Consider global shortages before giving COVID-19 shots to teens, EU body says

BRUSSELS (Reuters) - European Union countries should take account of global shortages of COVID-19 vaccines before rolling out shots for adolescents, the European Centre for Disease prevention and Control (ECDC) said on Tuesday.

Last week, the EU drugs regulator authorised Pfizer and partner BioNTech SE's COVID-19 vaccine for children as young as 12. Its previous guidance was for adults aged 16 and above.

The ECDC - echoing World Health Organization (WHO) calls to delay inoculations of young adults in rich nations - said in a report that vaccinating adolescents should be a priority only when they are at high risk of developing serious coronavirus symptoms.

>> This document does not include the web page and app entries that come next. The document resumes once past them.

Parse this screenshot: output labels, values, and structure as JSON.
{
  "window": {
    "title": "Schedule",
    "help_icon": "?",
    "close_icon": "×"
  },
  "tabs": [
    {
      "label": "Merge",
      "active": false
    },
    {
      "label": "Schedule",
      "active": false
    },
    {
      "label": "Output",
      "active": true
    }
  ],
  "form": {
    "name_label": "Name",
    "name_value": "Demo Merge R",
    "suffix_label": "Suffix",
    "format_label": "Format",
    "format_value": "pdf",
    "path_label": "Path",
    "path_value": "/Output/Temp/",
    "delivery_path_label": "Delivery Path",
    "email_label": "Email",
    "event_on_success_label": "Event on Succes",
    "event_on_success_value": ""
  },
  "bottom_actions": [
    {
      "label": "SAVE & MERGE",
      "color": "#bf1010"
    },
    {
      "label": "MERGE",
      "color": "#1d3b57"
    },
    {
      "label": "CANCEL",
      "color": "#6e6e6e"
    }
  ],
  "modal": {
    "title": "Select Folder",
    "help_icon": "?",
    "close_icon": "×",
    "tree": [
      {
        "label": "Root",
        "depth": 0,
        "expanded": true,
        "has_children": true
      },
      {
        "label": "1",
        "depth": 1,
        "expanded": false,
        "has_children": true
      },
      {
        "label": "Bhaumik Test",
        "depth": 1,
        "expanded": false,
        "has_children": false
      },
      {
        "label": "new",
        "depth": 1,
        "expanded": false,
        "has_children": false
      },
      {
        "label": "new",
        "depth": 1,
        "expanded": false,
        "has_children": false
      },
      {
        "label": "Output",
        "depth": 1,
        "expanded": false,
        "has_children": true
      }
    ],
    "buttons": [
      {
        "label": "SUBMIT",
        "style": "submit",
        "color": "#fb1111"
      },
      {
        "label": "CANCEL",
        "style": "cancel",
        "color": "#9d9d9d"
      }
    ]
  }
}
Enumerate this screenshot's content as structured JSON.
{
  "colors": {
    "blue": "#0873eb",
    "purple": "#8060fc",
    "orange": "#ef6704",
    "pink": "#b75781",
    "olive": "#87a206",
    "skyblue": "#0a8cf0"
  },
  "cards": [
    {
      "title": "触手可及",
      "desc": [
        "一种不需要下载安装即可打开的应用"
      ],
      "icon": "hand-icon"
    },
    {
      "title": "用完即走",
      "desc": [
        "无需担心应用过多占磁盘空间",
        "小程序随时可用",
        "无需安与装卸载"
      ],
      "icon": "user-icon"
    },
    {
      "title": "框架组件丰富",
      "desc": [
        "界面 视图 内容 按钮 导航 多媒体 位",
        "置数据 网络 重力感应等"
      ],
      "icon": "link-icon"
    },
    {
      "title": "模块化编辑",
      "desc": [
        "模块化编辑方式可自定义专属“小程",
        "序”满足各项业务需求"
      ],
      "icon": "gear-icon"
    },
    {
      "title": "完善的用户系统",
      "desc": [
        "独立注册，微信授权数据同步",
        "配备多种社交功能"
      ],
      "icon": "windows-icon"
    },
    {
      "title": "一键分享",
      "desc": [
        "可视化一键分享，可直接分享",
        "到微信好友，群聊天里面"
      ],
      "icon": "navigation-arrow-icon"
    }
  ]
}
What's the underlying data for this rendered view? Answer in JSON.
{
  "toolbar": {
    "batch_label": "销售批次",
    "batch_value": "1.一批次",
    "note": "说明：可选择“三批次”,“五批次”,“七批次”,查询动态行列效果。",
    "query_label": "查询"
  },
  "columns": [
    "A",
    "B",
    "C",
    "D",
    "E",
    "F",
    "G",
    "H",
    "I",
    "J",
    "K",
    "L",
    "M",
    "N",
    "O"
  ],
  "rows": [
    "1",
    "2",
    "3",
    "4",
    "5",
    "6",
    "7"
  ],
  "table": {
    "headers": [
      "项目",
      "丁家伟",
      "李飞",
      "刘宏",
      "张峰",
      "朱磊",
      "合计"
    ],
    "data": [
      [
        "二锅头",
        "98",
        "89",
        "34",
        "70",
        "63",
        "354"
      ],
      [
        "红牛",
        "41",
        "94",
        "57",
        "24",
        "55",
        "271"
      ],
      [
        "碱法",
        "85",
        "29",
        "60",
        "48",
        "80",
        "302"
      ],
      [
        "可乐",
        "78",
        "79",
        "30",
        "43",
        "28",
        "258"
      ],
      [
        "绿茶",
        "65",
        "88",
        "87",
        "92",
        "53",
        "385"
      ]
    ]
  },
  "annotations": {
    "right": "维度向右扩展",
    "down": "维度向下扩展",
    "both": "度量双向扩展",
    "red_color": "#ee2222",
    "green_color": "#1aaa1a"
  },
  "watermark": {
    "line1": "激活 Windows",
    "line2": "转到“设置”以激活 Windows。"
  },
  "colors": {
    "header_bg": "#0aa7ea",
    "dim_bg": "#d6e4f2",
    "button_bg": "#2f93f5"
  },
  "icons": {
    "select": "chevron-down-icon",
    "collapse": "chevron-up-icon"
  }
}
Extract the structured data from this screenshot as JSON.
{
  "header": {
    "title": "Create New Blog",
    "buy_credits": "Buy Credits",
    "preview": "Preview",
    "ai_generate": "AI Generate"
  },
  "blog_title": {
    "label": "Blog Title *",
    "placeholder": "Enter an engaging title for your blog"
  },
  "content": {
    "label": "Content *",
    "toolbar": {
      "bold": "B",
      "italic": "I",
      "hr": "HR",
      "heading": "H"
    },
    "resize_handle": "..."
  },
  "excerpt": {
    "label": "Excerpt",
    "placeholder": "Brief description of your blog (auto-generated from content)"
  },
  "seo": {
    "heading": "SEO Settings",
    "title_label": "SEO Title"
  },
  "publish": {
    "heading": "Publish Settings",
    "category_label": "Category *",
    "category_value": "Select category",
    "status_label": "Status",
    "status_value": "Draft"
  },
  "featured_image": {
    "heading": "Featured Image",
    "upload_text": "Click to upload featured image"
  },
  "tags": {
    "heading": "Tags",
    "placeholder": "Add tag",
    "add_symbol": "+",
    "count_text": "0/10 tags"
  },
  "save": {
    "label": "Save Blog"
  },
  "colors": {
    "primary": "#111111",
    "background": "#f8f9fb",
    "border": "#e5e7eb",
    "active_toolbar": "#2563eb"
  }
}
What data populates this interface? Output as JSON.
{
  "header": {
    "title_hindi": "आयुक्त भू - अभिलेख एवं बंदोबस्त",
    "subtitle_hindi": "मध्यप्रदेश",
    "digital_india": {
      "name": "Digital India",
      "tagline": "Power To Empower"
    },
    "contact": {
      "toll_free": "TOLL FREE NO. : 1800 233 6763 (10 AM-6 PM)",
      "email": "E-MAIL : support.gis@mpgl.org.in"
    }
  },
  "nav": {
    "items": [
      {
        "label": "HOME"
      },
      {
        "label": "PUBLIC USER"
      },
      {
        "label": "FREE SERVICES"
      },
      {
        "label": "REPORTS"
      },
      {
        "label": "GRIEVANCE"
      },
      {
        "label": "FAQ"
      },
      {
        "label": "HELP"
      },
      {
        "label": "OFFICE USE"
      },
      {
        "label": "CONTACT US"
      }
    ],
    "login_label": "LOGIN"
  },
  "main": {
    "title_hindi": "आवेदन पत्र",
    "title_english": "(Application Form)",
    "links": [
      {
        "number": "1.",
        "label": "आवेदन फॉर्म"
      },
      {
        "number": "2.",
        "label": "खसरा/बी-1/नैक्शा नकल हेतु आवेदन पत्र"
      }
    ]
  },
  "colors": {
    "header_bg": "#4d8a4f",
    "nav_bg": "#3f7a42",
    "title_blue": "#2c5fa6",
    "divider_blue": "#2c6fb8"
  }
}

The ECDC has an advisory role within Europe on vaccine rollouts, which are run by national governments.

Studies show most under-20s who catch COVID-19 have only mild symptoms, but risks increase among those with underlying conditions such as neurological and pulmonary diseases, the ECDC said.

When deciding whether vaccinating low-risk teenagers, "the wider context of a global vaccine supply shortage should also be taken into account," the ECDC said, noting that healthcare workers and the most vulnerable had yet to be vaccinated in many poorer nations.

Nearly half of adults have received at least a first dose in the EU, and 20% have been fully immunised while, according to WHO data, by mid-May only 1% of vaccines administered globally had been injected in Africa.

COVAX, a mechanism co-led by the WHO to distribute vaccines across the world, has so far shipped less than 80 million shots to more than 120 countries with a combined population of billions, and many of which depend exclusively on COVAX to access shots.

(Reporting by Francesco Guarascio @fraguarascio; editing by John Stonestreet)